*WORK TO COMPLETE:* Images are to be excluded, and the rest of the data repeated exactly.

*PROVIDED MATERIAL:*

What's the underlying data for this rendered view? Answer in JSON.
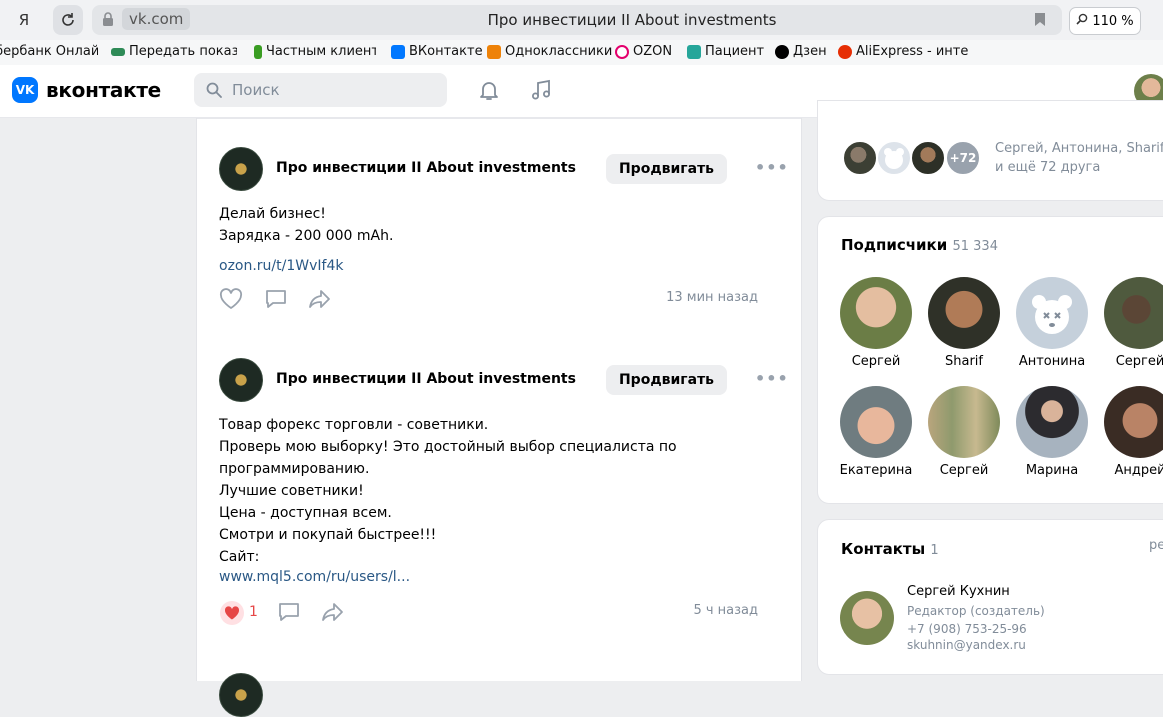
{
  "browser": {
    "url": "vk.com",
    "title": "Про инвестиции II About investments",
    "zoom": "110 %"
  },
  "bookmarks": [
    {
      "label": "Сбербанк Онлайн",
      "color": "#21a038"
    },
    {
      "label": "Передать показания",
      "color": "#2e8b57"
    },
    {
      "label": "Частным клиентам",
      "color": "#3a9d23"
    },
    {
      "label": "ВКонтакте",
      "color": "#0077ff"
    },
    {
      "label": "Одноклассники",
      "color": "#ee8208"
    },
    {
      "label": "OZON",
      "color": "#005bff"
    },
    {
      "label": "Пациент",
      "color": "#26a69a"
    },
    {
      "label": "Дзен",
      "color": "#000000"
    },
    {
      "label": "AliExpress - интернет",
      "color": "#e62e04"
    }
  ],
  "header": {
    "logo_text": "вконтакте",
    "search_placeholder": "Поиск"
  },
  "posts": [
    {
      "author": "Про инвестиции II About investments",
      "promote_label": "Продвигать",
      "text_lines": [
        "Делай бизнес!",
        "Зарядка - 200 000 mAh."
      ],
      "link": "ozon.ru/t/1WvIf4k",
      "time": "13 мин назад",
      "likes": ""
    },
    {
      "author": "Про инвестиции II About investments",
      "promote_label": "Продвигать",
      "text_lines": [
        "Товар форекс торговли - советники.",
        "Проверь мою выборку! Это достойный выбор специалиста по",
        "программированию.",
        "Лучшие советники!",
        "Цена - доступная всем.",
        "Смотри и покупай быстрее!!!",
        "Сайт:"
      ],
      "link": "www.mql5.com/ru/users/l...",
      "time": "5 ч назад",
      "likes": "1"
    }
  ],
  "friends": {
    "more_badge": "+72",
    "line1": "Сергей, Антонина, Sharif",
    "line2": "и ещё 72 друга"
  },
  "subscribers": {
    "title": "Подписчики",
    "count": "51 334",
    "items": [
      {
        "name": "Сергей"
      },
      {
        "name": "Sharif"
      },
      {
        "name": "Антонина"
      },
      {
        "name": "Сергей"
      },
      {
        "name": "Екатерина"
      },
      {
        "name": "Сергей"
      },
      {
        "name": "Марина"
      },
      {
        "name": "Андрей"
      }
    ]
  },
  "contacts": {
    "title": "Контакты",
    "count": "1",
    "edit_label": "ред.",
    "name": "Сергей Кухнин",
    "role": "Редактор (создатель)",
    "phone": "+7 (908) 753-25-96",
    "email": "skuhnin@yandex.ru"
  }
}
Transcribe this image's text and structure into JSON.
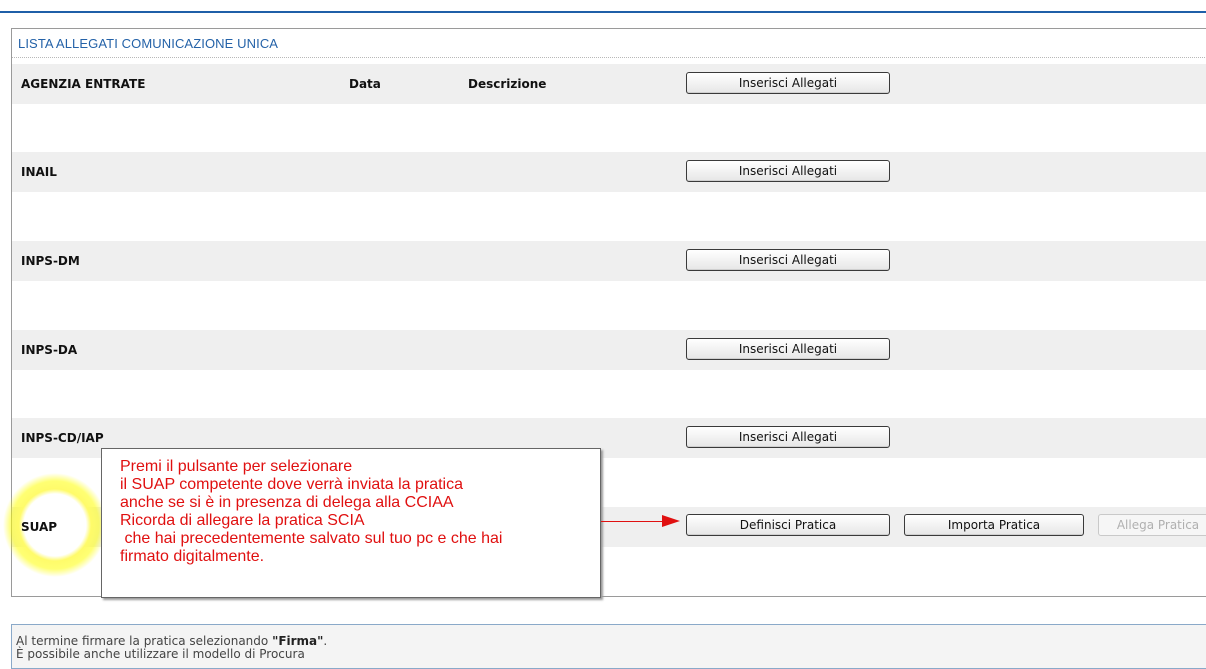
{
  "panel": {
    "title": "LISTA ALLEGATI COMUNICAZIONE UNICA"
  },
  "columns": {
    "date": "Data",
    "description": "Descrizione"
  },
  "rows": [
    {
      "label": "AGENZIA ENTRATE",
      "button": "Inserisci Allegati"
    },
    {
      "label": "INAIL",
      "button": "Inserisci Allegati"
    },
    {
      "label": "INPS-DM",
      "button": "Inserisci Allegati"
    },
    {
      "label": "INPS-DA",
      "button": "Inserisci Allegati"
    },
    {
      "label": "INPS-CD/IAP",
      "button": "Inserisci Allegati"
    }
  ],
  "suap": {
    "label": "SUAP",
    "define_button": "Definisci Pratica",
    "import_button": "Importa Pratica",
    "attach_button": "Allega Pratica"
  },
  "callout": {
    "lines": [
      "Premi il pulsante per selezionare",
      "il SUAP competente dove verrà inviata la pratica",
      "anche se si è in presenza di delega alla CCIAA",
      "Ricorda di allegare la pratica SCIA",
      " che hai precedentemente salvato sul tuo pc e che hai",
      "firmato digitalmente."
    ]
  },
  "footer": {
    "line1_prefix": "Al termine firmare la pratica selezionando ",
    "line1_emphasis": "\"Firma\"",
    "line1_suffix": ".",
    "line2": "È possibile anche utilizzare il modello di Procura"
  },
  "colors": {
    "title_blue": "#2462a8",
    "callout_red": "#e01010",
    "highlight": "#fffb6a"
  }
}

*SOLUTION FOR THIS EXERCISE:*
What's the underlying data for this rendered view? Answer in JSON.
{
  "browser": {
    "url": "vk.com",
    "title": "Про инвестиции II About investments",
    "zoom": "110 %"
  },
  "bookmarks": [
    {
      "label": "Сбербанк Онлайн",
      "color": "#21a038"
    },
    {
      "label": "Передать показания",
      "color": "#2e8b57"
    },
    {
      "label": "Частным клиентам",
      "color": "#3a9d23"
    },
    {
      "label": "ВКонтакте",
      "color": "#0077ff"
    },
    {
      "label": "Одноклассники",
      "color": "#ee8208"
    },
    {
      "label": "OZON",
      "color": "#005bff"
    },
    {
      "label": "Пациент",
      "color": "#26a69a"
    },
    {
      "label": "Дзен",
      "color": "#000000"
    },
    {
      "label": "AliExpress - интернет",
      "color": "#e62e04"
    }
  ],
  "header": {
    "logo_text": "вконтакте",
    "search_placeholder": "Поиск"
  },
  "posts": [
    {
      "author": "Про инвестиции II About investments",
      "promote_label": "Продвигать",
      "text_lines": [
        "Делай бизнес!",
        "Зарядка - 200 000 mAh."
      ],
      "link": "ozon.ru/t/1WvIf4k",
      "time": "13 мин назад",
      "likes": ""
    },
    {
      "author": "Про инвестиции II About investments",
      "promote_label": "Продвигать",
      "text_lines": [
        "Товар форекс торговли - советники.",
        "Проверь мою выборку! Это достойный выбор специалиста по",
        "программированию.",
        "Лучшие советники!",
        "Цена - доступная всем.",
        "Смотри и покупай быстрее!!!",
        "Сайт:"
      ],
      "link": "www.mql5.com/ru/users/l...",
      "time": "5 ч назад",
      "likes": "1"
    }
  ],
  "friends": {
    "more_badge": "+72",
    "line1": "Сергей, Антонина, Sharif",
    "line2": "и ещё 72 друга"
  },
  "subscribers": {
    "title": "Подписчики",
    "count": "51 334",
    "items": [
      {
        "name": "Сергей"
      },
      {
        "name": "Sharif"
      },
      {
        "name": "Антонина"
      },
      {
        "name": "Сергей"
      },
      {
        "name": "Екатерина"
      },
      {
        "name": "Сергей"
      },
      {
        "name": "Марина"
      },
      {
        "name": "Андрей"
      }
    ]
  },
  "contacts": {
    "title": "Контакты",
    "count": "1",
    "edit_label": "ред.",
    "name": "Сергей Кухнин",
    "role": "Редактор (создатель)",
    "phone": "+7 (908) 753-25-96",
    "email": "skuhnin@yandex.ru"
  }
}
Transcribe this image's text and structure into JSON.
{
  "panel": {
    "title": "LISTA ALLEGATI COMUNICAZIONE UNICA"
  },
  "columns": {
    "date": "Data",
    "description": "Descrizione"
  },
  "rows": [
    {
      "label": "AGENZIA ENTRATE",
      "button": "Inserisci Allegati"
    },
    {
      "label": "INAIL",
      "button": "Inserisci Allegati"
    },
    {
      "label": "INPS-DM",
      "button": "Inserisci Allegati"
    },
    {
      "label": "INPS-DA",
      "button": "Inserisci Allegati"
    },
    {
      "label": "INPS-CD/IAP",
      "button": "Inserisci Allegati"
    }
  ],
  "suap": {
    "label": "SUAP",
    "define_button": "Definisci Pratica",
    "import_button": "Importa Pratica",
    "attach_button": "Allega Pratica"
  },
  "callout": {
    "lines": [
      "Premi il pulsante per selezionare",
      "il SUAP competente dove verrà inviata la pratica",
      "anche se si è in presenza di delega alla CCIAA",
      "Ricorda di allegare la pratica SCIA",
      " che hai precedentemente salvato sul tuo pc e che hai",
      "firmato digitalmente."
    ]
  },
  "footer": {
    "line1_prefix": "Al termine firmare la pratica selezionando ",
    "line1_emphasis": "\"Firma\"",
    "line1_suffix": ".",
    "line2": "È possibile anche utilizzare il modello di Procura"
  },
  "colors": {
    "title_blue": "#2462a8",
    "callout_red": "#e01010",
    "highlight": "#fffb6a"
  }
}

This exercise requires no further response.